Monday, April 05, 2010

Population, Jobs and Commutes in the Washington Region, Part Three

In Part Two, we demonstrated significant differences between jurisdictions in the Washington region in population growth, employment growth and real wage growth since 1970. Those differences have impacted the region’s commuting patterns in very large ways since then.

The U.S. Bureau of Economic Analysis (BEA) offers many data series at the national, state and county levels. One series it offers is a matrix of commuting patterns by county. For each county, BEA estimates both the residence of job holders inside the county as well as the job locations of county residents. We gathered the former measure – residence of county job holders – for each of the Washington area’s Big Four jurisdictions in 1970 and 2000. Here is the story for each of the Big Four in both of those years.

District of Columbia

In 1970, D.C. had 504,611 jobs. Of those jobs, 220,277 (44%) were held by D.C. residents. Prince George’s residents held 96,482 (19%) of D.C.-based jobs, MoCo residents held 66,967 (13%) and Fairfax residents held 47,802 (10%).

In 2000, D.C. had 668,739 jobs, an increase of 33% over 1970. Of those jobs, 190,560 (29%) were held by D.C. residents, 126,135 (19%) were held by Prince George’s residents, 99,675 (15%) were held by MoCo residents and 92,238 (14%) were held by Fairfax residents. The drop in D.C. residents’ job-holding percentage of D.C. jobs is due to the absolute drop in D.C.’s population over that period of time. The percentage of D.C. jobs held by residents of the outer suburbs (defined as excluding MoCo, Prince George’s, Fairfax, Arlington and Alexandria) increased from 4% in 1970 to 14% in 2000.

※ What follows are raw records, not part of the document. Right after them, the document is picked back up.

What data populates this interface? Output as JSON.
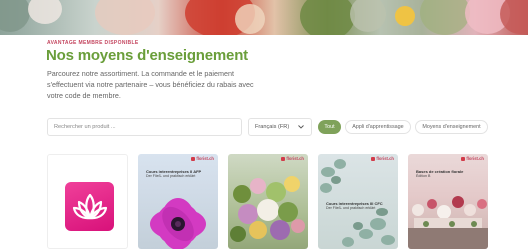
{
  "banner": {
    "description": "decorative floral banner"
  },
  "eyebrow": "AVANTAGE MEMBRE DISPONIBLE",
  "title": "Nos moyens d'enseignement",
  "intro": "Parcourez notre assortiment. La commande et le paiement s'effectuent via notre partenaire – vous bénéficiez du rabais avec votre code de membre.",
  "search": {
    "placeholder": "Rechercher un produit ..."
  },
  "language": {
    "selected": "Français (FR)"
  },
  "filters": [
    {
      "label": "Tout",
      "active": true
    },
    {
      "label": "Appli d'apprentissage",
      "active": false
    },
    {
      "label": "Moyens d'enseignement",
      "active": false
    }
  ],
  "cards": [
    {
      "type": "app",
      "icon": "lotus-app-icon"
    },
    {
      "brand": "florist.ch",
      "caption_title": "Cours interentreprises II AFP",
      "caption_sub": "Der Fließ- und praktisch erklärt"
    },
    {
      "brand": "florist.ch",
      "caption_title": "",
      "caption_sub": ""
    },
    {
      "brand": "florist.ch",
      "caption_title": "Cours interentreprises III CFC",
      "caption_sub": "Der Fließ- und praktisch erklärt"
    },
    {
      "brand": "florist.ch",
      "caption_title": "Bases de création florale",
      "caption_sub": "Édition B"
    }
  ],
  "colors": {
    "accent_green": "#6a9e3a",
    "eyebrow_pink": "#c4465f",
    "active_pill": "#7fa25a",
    "app_pink": "#e5258b"
  }
}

Prince George’s County

In 1970, Prince George’s had 153,808 jobs. Of those jobs, 111,239 (72%) were held by Prince George’s residents. D.C. residents held 12,553 (8%) of Prince George’s-based jobs and MoCo residents held 11,027 (7%). No other jurisdiction’s residents accounted for more than 4% of Prince George’s jobs.

In 2000, Prince George’s had 293,883 jobs, an increase of 91% over 1970. Of those jobs, 155,675 (53%) were held by Prince George’s residents, 26,825 (9%) were held by MoCo residents and 26,264 (9%) were held by Anne Arundel County residents. The combined percentage of Prince George’s jobs accounted for by residents of Howard, Anne Arundel, Charles and Calvert Counties rose from 7% in 1970 to 21% in 2000.

The percentage of Prince George’s jobs held by Prince George’s residents has declined substantially since 1970, as it has in D.C., but for a different reason. D.C. has seen falling population since 1970, but Prince George’s has grown. In the case of Prince George’s County, since its real wage growth from 1970 through 2008 was a minuscule 29.4% - or less than one percent per year – its residents are commuting outside of the county for work in much larger numbers. As other jurisdictions create high-wage jobs, they are increasingly drawing Prince George’s County residents to fill them. And at the same time, residents of other Maryland counties are taking Prince George’s jobs in rapidly growing numbers. The implications for the region’s transportation network are significant.

We’ll examine MoCo and Fairfax tomorrow.